### GOAL OF THE EXERCISE
Search the records below for the word "JSON". Copy each line where it occurs.

### DATA EXCERPTS

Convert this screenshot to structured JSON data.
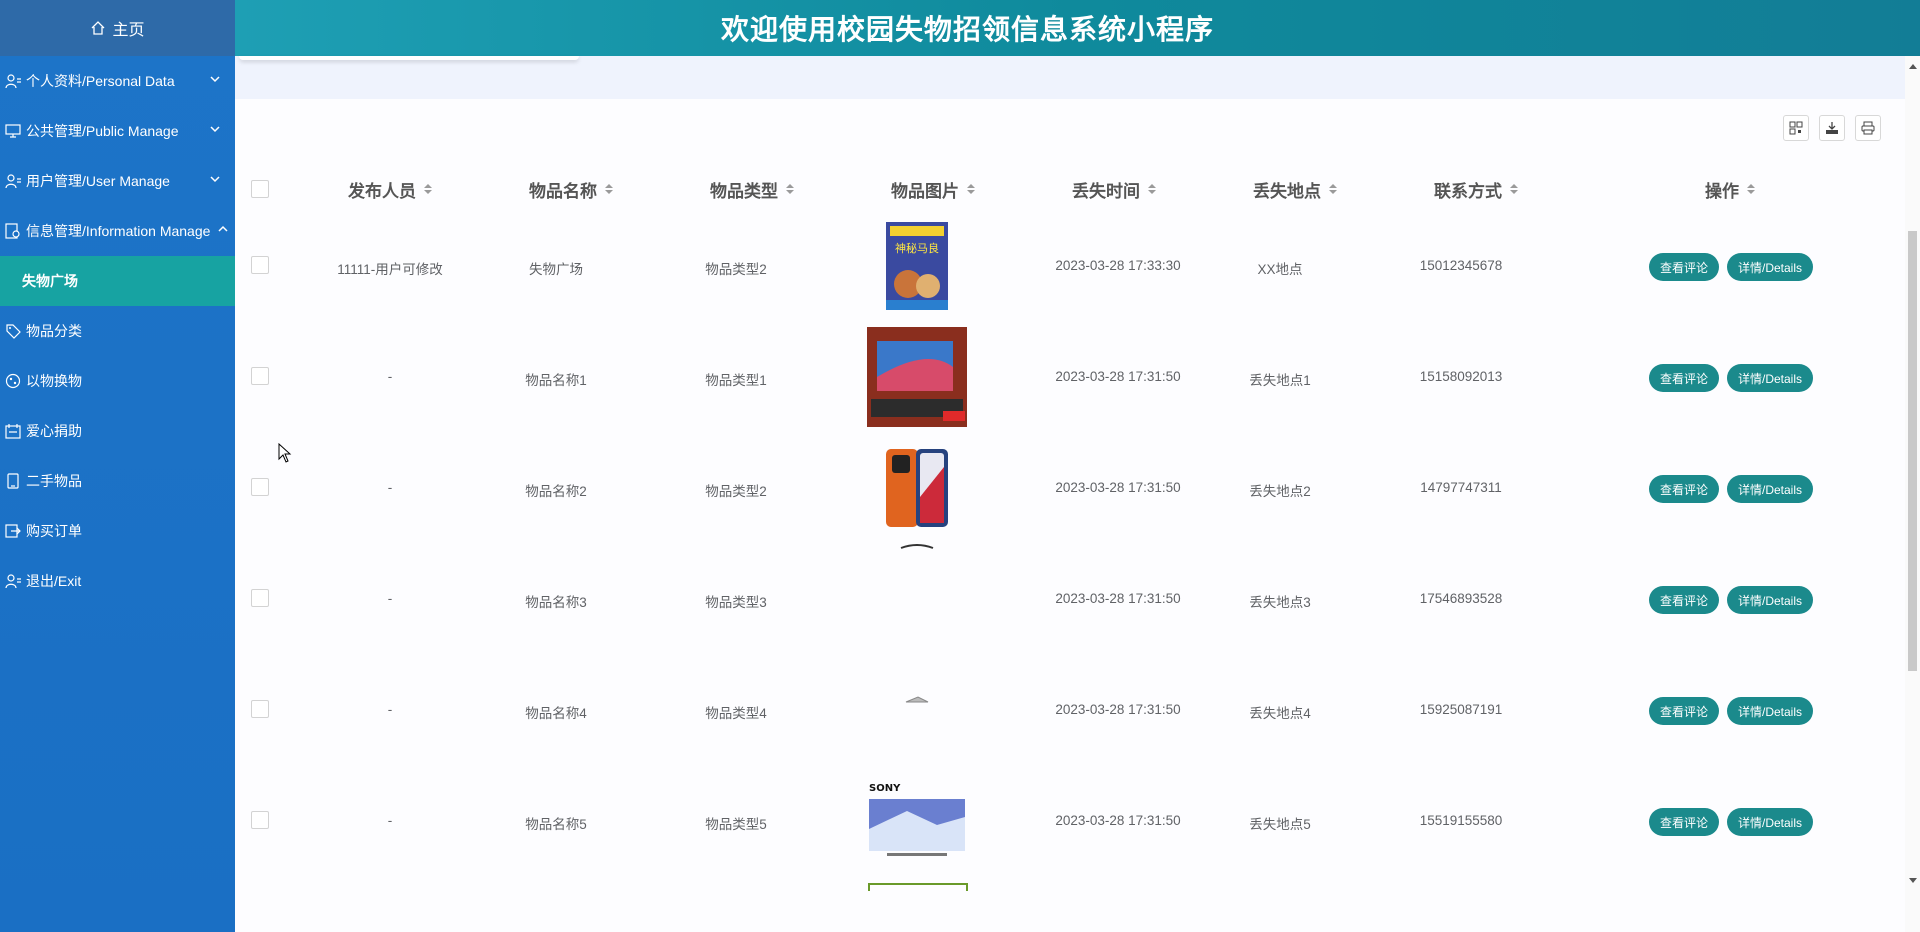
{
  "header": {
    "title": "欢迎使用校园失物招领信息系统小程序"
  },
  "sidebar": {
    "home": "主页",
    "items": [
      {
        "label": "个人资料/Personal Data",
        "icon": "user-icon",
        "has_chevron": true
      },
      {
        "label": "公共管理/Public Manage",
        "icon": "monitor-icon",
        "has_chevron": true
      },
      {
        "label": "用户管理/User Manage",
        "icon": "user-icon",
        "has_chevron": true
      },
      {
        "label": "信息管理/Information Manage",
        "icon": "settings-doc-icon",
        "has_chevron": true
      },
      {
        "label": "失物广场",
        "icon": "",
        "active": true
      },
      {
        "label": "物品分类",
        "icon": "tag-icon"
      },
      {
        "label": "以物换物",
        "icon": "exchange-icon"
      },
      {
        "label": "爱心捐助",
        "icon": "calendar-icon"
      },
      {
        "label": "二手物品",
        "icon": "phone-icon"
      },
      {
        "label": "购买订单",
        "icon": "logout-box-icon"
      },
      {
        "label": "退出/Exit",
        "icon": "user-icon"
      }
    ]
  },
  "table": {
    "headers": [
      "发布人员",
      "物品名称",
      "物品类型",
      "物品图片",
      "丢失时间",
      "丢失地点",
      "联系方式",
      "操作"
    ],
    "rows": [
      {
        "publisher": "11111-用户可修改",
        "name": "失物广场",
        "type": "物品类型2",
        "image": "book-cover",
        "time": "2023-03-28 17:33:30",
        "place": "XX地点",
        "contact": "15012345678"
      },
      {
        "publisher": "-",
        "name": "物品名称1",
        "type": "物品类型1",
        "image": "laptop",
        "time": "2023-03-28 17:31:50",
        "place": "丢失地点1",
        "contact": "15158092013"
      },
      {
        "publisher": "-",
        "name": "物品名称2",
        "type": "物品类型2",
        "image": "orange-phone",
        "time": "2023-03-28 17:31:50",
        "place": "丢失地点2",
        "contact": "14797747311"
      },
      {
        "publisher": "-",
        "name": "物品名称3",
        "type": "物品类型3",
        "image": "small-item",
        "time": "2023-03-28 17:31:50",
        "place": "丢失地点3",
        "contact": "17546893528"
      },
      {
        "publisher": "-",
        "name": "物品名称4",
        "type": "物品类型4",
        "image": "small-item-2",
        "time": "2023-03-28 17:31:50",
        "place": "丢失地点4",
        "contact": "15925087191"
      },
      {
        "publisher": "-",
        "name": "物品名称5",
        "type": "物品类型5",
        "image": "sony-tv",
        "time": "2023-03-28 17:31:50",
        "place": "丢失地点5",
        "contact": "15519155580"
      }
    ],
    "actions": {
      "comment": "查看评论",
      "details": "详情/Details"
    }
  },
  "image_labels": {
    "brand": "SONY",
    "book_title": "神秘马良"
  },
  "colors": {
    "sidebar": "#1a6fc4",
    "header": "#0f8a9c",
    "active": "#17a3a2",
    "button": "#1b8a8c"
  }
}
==
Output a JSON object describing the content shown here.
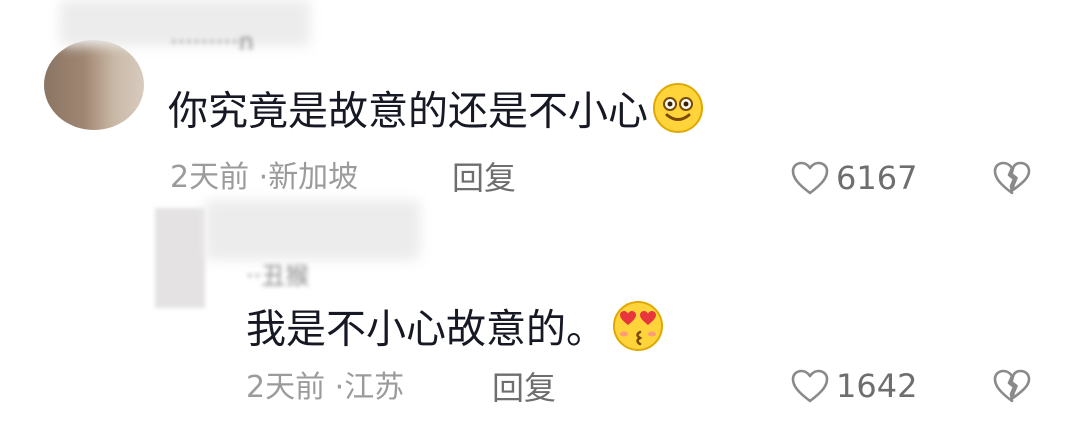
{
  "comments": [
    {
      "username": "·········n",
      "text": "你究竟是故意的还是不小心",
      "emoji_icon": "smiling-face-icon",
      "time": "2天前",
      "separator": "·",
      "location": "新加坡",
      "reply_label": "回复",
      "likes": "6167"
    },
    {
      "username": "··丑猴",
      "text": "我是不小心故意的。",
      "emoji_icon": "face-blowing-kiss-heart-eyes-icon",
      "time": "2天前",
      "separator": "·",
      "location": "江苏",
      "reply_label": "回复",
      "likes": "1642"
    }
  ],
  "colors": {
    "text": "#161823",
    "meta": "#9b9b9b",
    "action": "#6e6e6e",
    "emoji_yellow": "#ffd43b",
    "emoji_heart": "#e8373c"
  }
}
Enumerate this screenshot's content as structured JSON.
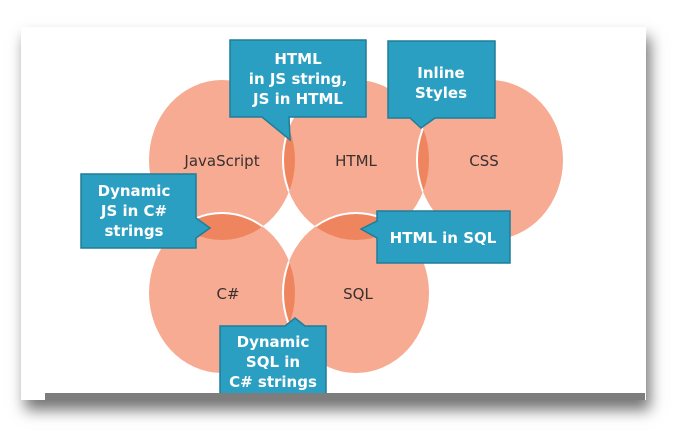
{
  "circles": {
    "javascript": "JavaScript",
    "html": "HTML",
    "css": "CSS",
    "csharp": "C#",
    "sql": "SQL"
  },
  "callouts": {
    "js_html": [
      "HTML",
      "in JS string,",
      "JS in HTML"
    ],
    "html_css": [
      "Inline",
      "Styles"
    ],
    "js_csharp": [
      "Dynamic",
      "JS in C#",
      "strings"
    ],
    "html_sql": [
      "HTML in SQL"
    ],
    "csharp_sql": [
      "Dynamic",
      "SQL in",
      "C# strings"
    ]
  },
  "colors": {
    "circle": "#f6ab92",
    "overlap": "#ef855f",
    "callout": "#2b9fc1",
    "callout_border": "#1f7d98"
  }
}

### OUTPUT
Convert this screenshot to structured JSON data.
Output a JSON object describing the content shown here.
Enumerate this screenshot's content as structured JSON.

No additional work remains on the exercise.